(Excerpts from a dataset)
====
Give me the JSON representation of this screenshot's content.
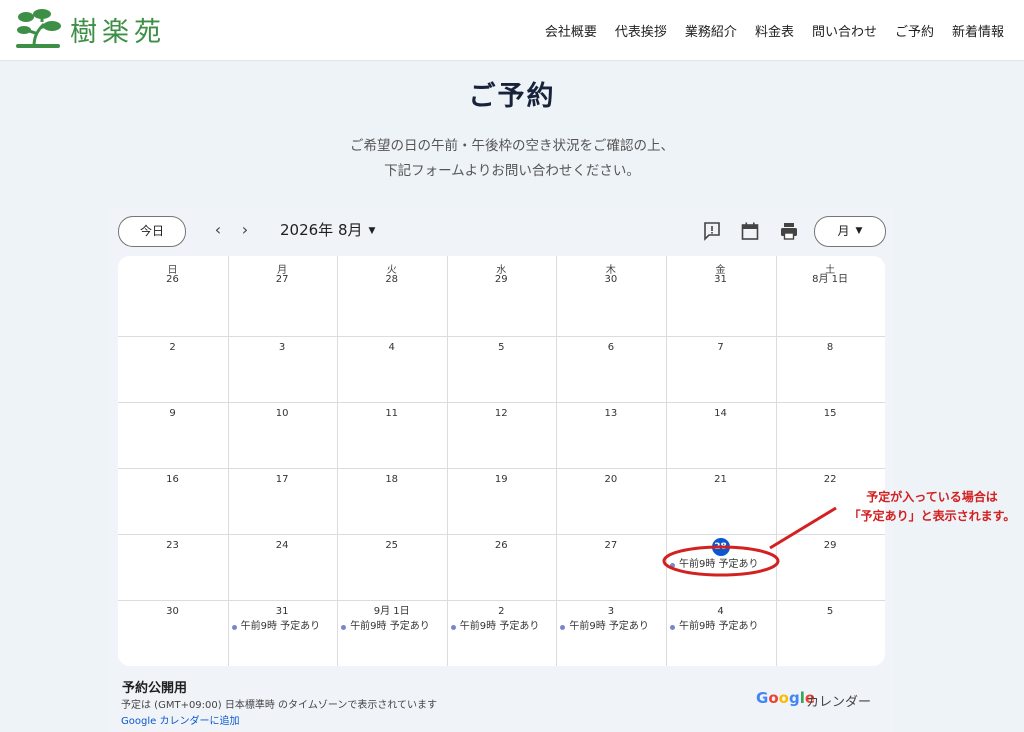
{
  "site": {
    "logo_text": "樹楽苑",
    "nav": [
      "会社概要",
      "代表挨拶",
      "業務紹介",
      "料金表",
      "問い合わせ",
      "ご予約",
      "新着情報"
    ]
  },
  "page": {
    "title": "ご予約",
    "intro_line1": "ご希望の日の午前・午後枠の空き状況をご確認の上、",
    "intro_line2": "下記フォームよりお問い合わせください。"
  },
  "calendar": {
    "today_label": "今日",
    "prev_icon": "chevron-left-icon",
    "next_icon": "chevron-right-icon",
    "month_label": "2026年 8月",
    "view_label": "月",
    "weekdays": [
      "日",
      "月",
      "火",
      "水",
      "木",
      "金",
      "土"
    ],
    "weeks": [
      [
        {
          "d": "26"
        },
        {
          "d": "27"
        },
        {
          "d": "28"
        },
        {
          "d": "29"
        },
        {
          "d": "30"
        },
        {
          "d": "31"
        },
        {
          "d": "8月 1日"
        }
      ],
      [
        {
          "d": "2"
        },
        {
          "d": "3"
        },
        {
          "d": "4"
        },
        {
          "d": "5"
        },
        {
          "d": "6"
        },
        {
          "d": "7"
        },
        {
          "d": "8"
        }
      ],
      [
        {
          "d": "9"
        },
        {
          "d": "10"
        },
        {
          "d": "11"
        },
        {
          "d": "12"
        },
        {
          "d": "13"
        },
        {
          "d": "14"
        },
        {
          "d": "15"
        }
      ],
      [
        {
          "d": "16"
        },
        {
          "d": "17"
        },
        {
          "d": "18"
        },
        {
          "d": "19"
        },
        {
          "d": "20"
        },
        {
          "d": "21"
        },
        {
          "d": "22"
        }
      ],
      [
        {
          "d": "23"
        },
        {
          "d": "24"
        },
        {
          "d": "25"
        },
        {
          "d": "26"
        },
        {
          "d": "27"
        },
        {
          "d": "28",
          "today": true,
          "event": "午前9時 予定あり"
        },
        {
          "d": "29"
        }
      ],
      [
        {
          "d": "30"
        },
        {
          "d": "31",
          "event": "午前9時 予定あり"
        },
        {
          "d": "9月 1日",
          "event": "午前9時 予定あり"
        },
        {
          "d": "2",
          "event": "午前9時 予定あり"
        },
        {
          "d": "3",
          "event": "午前9時 予定あり"
        },
        {
          "d": "4",
          "event": "午前9時 予定あり"
        },
        {
          "d": "5"
        }
      ]
    ],
    "footer_title": "予約公開用",
    "timezone_note": "予定は (GMT+09:00) 日本標準時 のタイムゾーンで表示されています",
    "add_link": "Google カレンダーに追加",
    "brand_google": "Google",
    "brand_calendar": "カレンダー",
    "colors": {
      "today": "#0b57d0",
      "event_dot": "#7986cb",
      "annotation": "#d32020"
    }
  },
  "annotation": {
    "line1": "予定が入っている場合は",
    "line2": "「予定あり」と表示されます。"
  }
}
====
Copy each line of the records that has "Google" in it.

    "add_link": "Google カレンダーに追加",
    "brand_google": "Google",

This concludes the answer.